The horror isn't just one macabre double-murder, but the unrelenting toll of gun violence that claims one life every 16 minutes on average in the United States. Three quick data points:
■ More Americans die in gun homicides and suicides every six months than have died in the last 25 years in every terrorist attack and the wars in Afghanistan and Iraq combined.
■ More Americans have died from guns in the United States since 1968 than on battlefields of all the wars in U.S. history.
■ American children are 14 times as likely to die from guns as children in other developed countries, according to David Hemenway, a Harvard professor and author of an excellent book on firearm safety.
Bryce Williams, as the Virginia killer was known to viewers when he worked as a broadcaster, apparently obtained the gun used to murder his former co-workers Alison Parker and Adam Ward in response to the June massacre in a South Carolina church — an example of how gun violence begets gun violence.
Williams may have been mentally disturbed, given that he videotaped Wednesday's killings and then posted them on Facebook.
"I've been a human powder keg for a while . just waiting to go BOOM!!!!," Williams reportedly wrote in a lengthy fax sent to ABC News after the killings.
Whether or not Williams was insane, our policies on guns are demented — not least in that we don't even have universal background checks to keep weapons out of the hands of people waiting to go boom.
The lesson from the ongoing carnage is not that we need a modern prohibition (that would raise constitutional issues and be impossible politically), but that we should address gun deaths as a public health crisis. To protect the public, we regulate toys and mutual funds, ladders and swimming pools. Shouldn't we regulate guns as seriously as we regulate toys?

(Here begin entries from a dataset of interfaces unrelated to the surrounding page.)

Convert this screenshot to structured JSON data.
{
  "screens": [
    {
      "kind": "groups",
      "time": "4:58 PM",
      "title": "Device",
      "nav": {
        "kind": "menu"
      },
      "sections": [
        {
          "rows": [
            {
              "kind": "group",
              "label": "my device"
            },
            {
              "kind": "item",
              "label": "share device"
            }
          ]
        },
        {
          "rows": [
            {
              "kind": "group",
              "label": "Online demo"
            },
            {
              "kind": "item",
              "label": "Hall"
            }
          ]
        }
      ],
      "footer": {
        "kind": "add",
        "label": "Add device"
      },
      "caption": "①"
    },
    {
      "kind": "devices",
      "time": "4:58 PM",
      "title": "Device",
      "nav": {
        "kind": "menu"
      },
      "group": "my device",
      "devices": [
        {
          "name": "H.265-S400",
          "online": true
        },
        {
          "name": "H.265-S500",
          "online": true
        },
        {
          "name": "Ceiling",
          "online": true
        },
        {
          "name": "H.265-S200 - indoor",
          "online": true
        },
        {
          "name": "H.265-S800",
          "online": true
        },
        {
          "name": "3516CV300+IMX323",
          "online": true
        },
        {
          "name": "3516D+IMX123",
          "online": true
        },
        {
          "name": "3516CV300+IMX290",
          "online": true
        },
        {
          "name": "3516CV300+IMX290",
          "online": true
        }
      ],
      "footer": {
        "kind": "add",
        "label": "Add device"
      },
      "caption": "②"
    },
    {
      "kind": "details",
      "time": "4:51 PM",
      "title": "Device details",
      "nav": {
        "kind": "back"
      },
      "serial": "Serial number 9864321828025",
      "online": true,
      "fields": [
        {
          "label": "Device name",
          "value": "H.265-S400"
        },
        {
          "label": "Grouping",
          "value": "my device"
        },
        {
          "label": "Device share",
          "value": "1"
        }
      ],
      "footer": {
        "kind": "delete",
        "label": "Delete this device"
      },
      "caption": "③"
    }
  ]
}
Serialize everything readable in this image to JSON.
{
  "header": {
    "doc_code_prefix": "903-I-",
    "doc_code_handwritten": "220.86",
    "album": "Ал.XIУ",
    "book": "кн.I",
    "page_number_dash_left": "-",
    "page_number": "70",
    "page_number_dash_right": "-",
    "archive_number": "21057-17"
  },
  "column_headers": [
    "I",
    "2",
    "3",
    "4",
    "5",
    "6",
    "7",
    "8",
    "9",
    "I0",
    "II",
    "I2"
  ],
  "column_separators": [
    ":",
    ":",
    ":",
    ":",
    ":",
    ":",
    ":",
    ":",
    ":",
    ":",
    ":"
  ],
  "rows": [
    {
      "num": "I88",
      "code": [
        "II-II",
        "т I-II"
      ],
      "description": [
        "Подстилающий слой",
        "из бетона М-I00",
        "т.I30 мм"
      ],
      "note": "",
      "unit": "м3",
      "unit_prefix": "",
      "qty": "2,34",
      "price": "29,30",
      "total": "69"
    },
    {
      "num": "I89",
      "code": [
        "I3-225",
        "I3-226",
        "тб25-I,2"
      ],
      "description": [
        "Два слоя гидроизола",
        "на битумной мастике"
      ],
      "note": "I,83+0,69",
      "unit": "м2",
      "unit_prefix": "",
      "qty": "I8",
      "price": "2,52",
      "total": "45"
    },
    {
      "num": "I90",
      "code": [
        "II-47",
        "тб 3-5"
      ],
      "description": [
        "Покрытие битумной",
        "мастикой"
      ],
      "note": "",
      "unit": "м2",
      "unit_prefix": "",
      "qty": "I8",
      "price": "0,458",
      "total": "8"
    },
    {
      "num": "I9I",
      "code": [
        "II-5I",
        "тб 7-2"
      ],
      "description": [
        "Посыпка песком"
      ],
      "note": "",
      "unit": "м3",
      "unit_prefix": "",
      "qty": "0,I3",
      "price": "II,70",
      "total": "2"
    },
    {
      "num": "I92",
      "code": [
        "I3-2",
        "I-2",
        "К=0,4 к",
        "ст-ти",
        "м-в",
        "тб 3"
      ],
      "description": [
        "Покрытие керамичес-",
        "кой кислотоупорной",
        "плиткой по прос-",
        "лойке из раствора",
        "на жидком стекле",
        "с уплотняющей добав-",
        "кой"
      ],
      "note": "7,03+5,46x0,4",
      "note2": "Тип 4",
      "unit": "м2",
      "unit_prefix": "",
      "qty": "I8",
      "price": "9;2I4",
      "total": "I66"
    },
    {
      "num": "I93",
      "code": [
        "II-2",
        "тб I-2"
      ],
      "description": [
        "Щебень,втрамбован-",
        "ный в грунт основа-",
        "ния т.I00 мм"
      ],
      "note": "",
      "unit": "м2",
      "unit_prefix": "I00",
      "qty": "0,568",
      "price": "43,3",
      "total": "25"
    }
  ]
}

The Occupational Safety and Health Administration has seven pages of regulations concerning ladders, which are involved in 300 deaths in America annually. Yet the federal government doesn't make what I would call a serious effort to regulate guns, which are involved in the deaths of more than 33,000 people in America annually, according to the Centers for Disease Control and Prevention (that includes suicides, murders and accidents).
Gun proponents often say things to me like: What about cars? They kill, too, but we don't try to ban them!
Cars are actually the best example of the public health approach that we should apply to guns. Over the decades, we have systematically taken steps to make cars safer: We adopted seatbelts and air bags, limited licenses for teenage drivers, cracked down on drunken driving and established roundabouts and better crosswalks, auto safety inspections and rules about texting while driving.
This approach has been stunningly successful. By my calculations, if we had the same auto fatality rate as in 1921, we would have 715,000 Americans dying annually from cars. We have reduced the fatality rate by more than 95 percent.
Yet in the case of firearms, the gun lobby (enabled by craven politicians) has for years tried to block even research on how to reduce gun deaths. The gun industry made a childproof gun back in the 19th century but today has ferociously resisted "smart guns." If someone steals an iPhone, it requires a PIN; guns don't.
We're not going to eliminate gun deaths in America. But a serious effort might reduce gun deaths by, say, one-third, and that would be 11,000 lives saved a year.
The United States is an outlier, both in our lack of serious policies toward guns and in our mortality rates. Hemenway calculates that the U.S. firearm homicide rate is seven times that of the next country in the rich world on the list, Canada, and 600 times higher than that of South Korea.
We need universal background checks with more rigorous screening, limits on gun purchases to one a month to reduce trafficking, safe storage requirements, serial number markings that are more difficult to obliterate, waiting periods to buy a handgun — and more research on what steps would actually save lives. If the federal government won't act, states should lead.
Australia is a model. In 1996, after a mass shooting there, the country united behind tougher firearm restrictions. The Journal of Public Health Policy notes that the firearm suicide rate dropped by half in Australia over the next seven years, and the firearm homicide rate was almost halved.
Here in America, we can similarly move from passive horror to take steps to reduce the 92 lives claimed by gun violence in the United States daily. Surely we can regulate guns as seriously as we do cars, ladders and swimming pools.
THE NEW YORK TIMES